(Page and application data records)
§

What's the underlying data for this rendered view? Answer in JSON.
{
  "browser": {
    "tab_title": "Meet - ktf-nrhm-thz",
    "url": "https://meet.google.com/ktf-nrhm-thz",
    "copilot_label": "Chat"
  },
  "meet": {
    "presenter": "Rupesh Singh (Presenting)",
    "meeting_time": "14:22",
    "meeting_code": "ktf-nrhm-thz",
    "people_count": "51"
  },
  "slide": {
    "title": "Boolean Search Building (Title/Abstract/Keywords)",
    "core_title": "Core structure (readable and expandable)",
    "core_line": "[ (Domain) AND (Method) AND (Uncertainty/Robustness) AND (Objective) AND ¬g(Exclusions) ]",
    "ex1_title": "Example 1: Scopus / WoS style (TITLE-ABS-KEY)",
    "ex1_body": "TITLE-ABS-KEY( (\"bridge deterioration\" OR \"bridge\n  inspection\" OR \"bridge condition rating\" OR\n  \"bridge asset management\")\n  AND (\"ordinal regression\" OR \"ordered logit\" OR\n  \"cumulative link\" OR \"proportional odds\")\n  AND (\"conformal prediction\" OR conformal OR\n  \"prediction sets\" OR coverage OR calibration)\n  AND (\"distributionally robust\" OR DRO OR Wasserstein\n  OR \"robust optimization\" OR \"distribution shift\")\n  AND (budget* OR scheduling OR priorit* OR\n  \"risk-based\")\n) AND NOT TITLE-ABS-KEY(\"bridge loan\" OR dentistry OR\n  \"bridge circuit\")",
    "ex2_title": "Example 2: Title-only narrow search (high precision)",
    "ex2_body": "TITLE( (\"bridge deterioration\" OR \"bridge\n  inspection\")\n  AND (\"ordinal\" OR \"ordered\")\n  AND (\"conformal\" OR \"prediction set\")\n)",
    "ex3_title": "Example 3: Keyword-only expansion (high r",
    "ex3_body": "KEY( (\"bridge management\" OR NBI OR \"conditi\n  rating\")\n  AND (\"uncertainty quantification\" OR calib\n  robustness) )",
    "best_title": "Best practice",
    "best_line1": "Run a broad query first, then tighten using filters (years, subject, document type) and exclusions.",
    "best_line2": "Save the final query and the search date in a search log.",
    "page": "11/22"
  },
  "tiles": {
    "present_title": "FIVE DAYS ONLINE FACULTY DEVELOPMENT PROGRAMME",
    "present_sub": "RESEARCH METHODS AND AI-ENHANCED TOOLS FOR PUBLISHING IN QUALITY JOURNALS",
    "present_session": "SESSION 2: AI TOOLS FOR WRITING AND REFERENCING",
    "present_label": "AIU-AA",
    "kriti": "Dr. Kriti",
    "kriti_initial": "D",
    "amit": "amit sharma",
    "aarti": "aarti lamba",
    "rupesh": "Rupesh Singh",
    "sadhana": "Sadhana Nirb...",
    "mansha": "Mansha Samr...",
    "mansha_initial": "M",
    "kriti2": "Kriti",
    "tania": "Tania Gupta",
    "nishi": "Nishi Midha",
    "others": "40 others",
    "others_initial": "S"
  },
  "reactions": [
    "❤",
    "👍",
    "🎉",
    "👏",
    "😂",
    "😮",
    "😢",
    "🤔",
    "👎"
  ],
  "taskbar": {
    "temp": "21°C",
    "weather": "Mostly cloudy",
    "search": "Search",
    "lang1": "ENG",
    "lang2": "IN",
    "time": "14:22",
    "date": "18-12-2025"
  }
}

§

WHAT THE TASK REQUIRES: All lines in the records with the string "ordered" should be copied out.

ANSWER:
    "ex1_body": "TITLE-ABS-KEY( (\"bridge deterioration\" OR \"bridge\n  inspection\" OR \"bridge condition rating\" OR\n  \"bridge asset management\")\n  AND (\"ordinal regression\" OR \"ordered logit\" OR\n  \"cumulative link\" OR \"proportional odds\")\n  AND (\"conformal prediction\" OR conformal OR\n  \"prediction sets\" OR coverage OR calibration)\n  AND (\"distributionally robust\" OR DRO OR Wasserstein\n  OR \"robust optimization\" OR \"distribution shift\")\n  AND (budget* OR scheduling OR priorit* OR\n  \"risk-based\")\n) AND NOT TITLE-ABS-KEY(\"bridge loan\" OR dentistry OR\n  \"bridge circuit\")",
    "ex2_body": "TITLE( (\"bridge deterioration\" OR \"bridge\n  inspection\")\n  AND (\"ordinal\" OR \"ordered\")\n  AND (\"conformal\" OR \"prediction set\")\n)",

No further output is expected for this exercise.